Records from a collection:
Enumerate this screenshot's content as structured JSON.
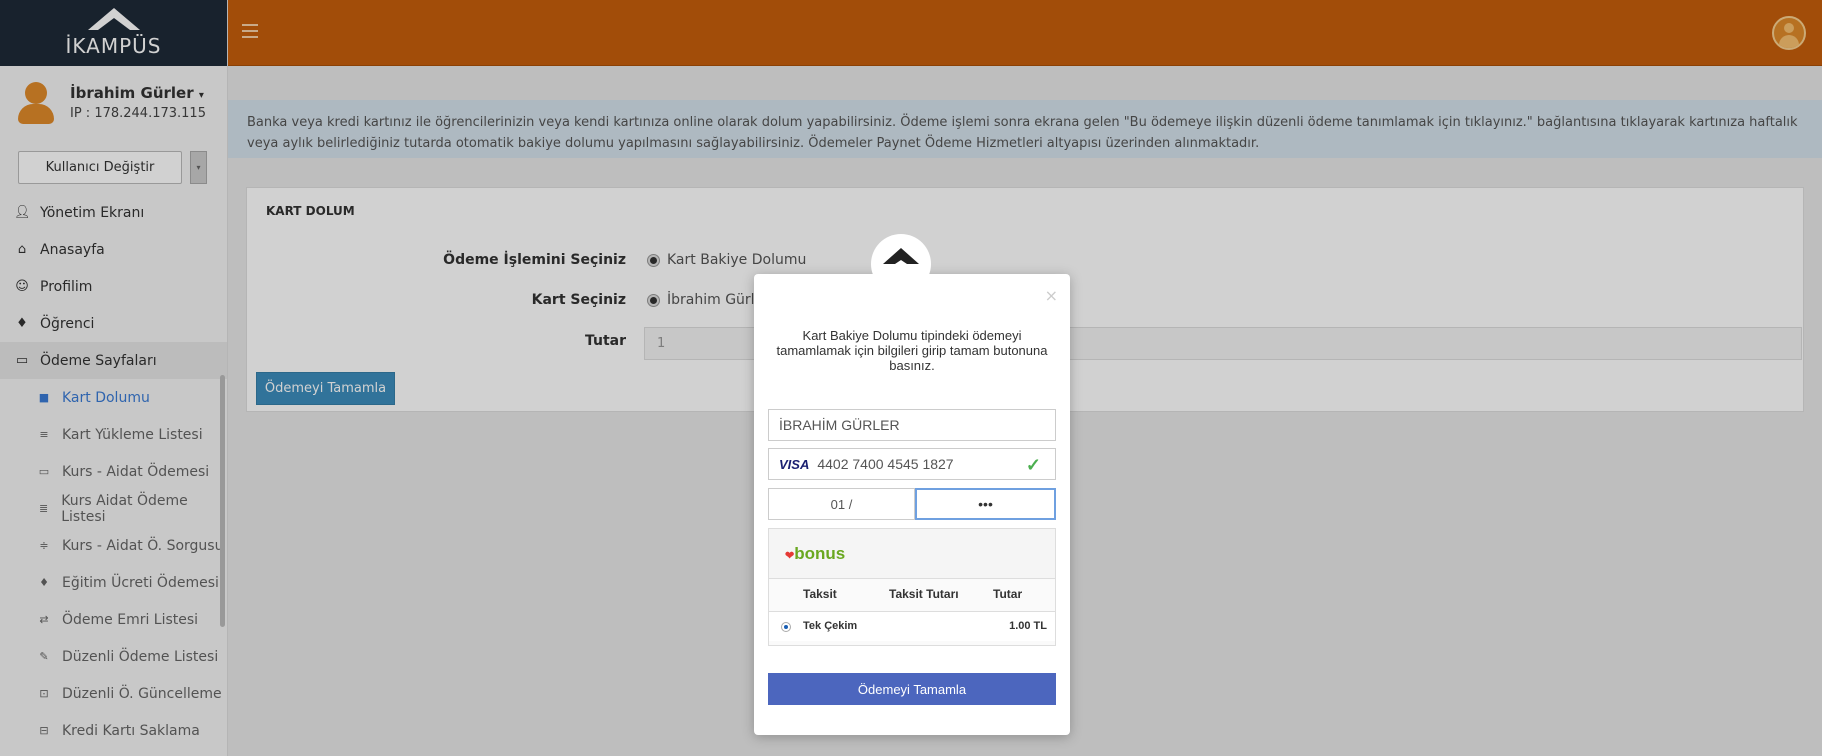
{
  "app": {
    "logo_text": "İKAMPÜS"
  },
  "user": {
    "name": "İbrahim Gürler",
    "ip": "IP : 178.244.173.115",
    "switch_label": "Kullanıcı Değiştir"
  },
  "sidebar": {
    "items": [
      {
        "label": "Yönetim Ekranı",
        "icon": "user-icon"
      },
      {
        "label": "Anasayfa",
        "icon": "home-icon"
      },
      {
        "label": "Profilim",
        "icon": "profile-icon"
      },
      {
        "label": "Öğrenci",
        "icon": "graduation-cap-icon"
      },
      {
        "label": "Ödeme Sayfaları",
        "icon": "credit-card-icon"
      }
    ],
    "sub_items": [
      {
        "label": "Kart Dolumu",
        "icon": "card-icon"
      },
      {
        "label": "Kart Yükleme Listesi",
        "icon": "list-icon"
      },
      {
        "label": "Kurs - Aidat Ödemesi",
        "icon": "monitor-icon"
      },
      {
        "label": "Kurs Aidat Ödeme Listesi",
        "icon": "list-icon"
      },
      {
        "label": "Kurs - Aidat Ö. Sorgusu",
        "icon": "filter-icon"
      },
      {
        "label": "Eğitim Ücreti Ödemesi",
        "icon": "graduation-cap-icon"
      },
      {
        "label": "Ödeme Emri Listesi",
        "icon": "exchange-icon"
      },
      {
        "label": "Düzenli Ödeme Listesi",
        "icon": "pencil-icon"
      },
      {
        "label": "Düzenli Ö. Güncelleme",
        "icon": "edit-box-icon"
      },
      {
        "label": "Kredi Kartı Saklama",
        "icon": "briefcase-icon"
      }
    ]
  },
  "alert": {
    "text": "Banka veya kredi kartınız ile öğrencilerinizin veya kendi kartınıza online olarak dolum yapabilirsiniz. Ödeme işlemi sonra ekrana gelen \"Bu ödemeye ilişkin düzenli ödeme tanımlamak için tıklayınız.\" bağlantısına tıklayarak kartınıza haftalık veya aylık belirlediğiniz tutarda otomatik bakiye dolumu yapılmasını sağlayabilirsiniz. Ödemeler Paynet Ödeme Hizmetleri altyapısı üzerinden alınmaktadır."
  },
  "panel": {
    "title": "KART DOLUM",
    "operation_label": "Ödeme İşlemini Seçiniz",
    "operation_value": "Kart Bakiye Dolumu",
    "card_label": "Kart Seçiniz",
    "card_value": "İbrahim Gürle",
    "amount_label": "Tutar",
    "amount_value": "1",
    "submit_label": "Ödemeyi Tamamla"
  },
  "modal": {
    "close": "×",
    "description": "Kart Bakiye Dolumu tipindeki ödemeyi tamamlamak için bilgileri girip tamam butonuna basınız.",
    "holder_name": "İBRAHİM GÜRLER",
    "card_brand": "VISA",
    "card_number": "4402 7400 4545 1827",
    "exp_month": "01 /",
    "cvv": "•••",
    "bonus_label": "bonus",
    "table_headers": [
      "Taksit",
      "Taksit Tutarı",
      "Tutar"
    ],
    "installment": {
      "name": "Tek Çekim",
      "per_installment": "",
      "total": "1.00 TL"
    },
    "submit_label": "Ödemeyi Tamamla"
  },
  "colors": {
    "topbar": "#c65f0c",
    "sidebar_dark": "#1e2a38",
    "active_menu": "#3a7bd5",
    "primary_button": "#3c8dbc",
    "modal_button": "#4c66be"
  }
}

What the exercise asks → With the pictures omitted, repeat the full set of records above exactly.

Your solution →
Enumerate this screenshot's content as structured JSON.
{
  "app": {
    "logo_text": "İKAMPÜS"
  },
  "user": {
    "name": "İbrahim Gürler",
    "ip": "IP : 178.244.173.115",
    "switch_label": "Kullanıcı Değiştir"
  },
  "sidebar": {
    "items": [
      {
        "label": "Yönetim Ekranı",
        "icon": "user-icon"
      },
      {
        "label": "Anasayfa",
        "icon": "home-icon"
      },
      {
        "label": "Profilim",
        "icon": "profile-icon"
      },
      {
        "label": "Öğrenci",
        "icon": "graduation-cap-icon"
      },
      {
        "label": "Ödeme Sayfaları",
        "icon": "credit-card-icon"
      }
    ],
    "sub_items": [
      {
        "label": "Kart Dolumu",
        "icon": "card-icon"
      },
      {
        "label": "Kart Yükleme Listesi",
        "icon": "list-icon"
      },
      {
        "label": "Kurs - Aidat Ödemesi",
        "icon": "monitor-icon"
      },
      {
        "label": "Kurs Aidat Ödeme Listesi",
        "icon": "list-icon"
      },
      {
        "label": "Kurs - Aidat Ö. Sorgusu",
        "icon": "filter-icon"
      },
      {
        "label": "Eğitim Ücreti Ödemesi",
        "icon": "graduation-cap-icon"
      },
      {
        "label": "Ödeme Emri Listesi",
        "icon": "exchange-icon"
      },
      {
        "label": "Düzenli Ödeme Listesi",
        "icon": "pencil-icon"
      },
      {
        "label": "Düzenli Ö. Güncelleme",
        "icon": "edit-box-icon"
      },
      {
        "label": "Kredi Kartı Saklama",
        "icon": "briefcase-icon"
      }
    ]
  },
  "alert": {
    "text": "Banka veya kredi kartınız ile öğrencilerinizin veya kendi kartınıza online olarak dolum yapabilirsiniz. Ödeme işlemi sonra ekrana gelen \"Bu ödemeye ilişkin düzenli ödeme tanımlamak için tıklayınız.\" bağlantısına tıklayarak kartınıza haftalık veya aylık belirlediğiniz tutarda otomatik bakiye dolumu yapılmasını sağlayabilirsiniz. Ödemeler Paynet Ödeme Hizmetleri altyapısı üzerinden alınmaktadır."
  },
  "panel": {
    "title": "KART DOLUM",
    "operation_label": "Ödeme İşlemini Seçiniz",
    "operation_value": "Kart Bakiye Dolumu",
    "card_label": "Kart Seçiniz",
    "card_value": "İbrahim Gürle",
    "amount_label": "Tutar",
    "amount_value": "1",
    "submit_label": "Ödemeyi Tamamla"
  },
  "modal": {
    "close": "×",
    "description": "Kart Bakiye Dolumu tipindeki ödemeyi tamamlamak için bilgileri girip tamam butonuna basınız.",
    "holder_name": "İBRAHİM GÜRLER",
    "card_brand": "VISA",
    "card_number": "4402 7400 4545 1827",
    "exp_month": "01 /",
    "cvv": "•••",
    "bonus_label": "bonus",
    "table_headers": [
      "Taksit",
      "Taksit Tutarı",
      "Tutar"
    ],
    "installment": {
      "name": "Tek Çekim",
      "per_installment": "",
      "total": "1.00 TL"
    },
    "submit_label": "Ödemeyi Tamamla"
  },
  "colors": {
    "topbar": "#c65f0c",
    "sidebar_dark": "#1e2a38",
    "active_menu": "#3a7bd5",
    "primary_button": "#3c8dbc",
    "modal_button": "#4c66be"
  }
}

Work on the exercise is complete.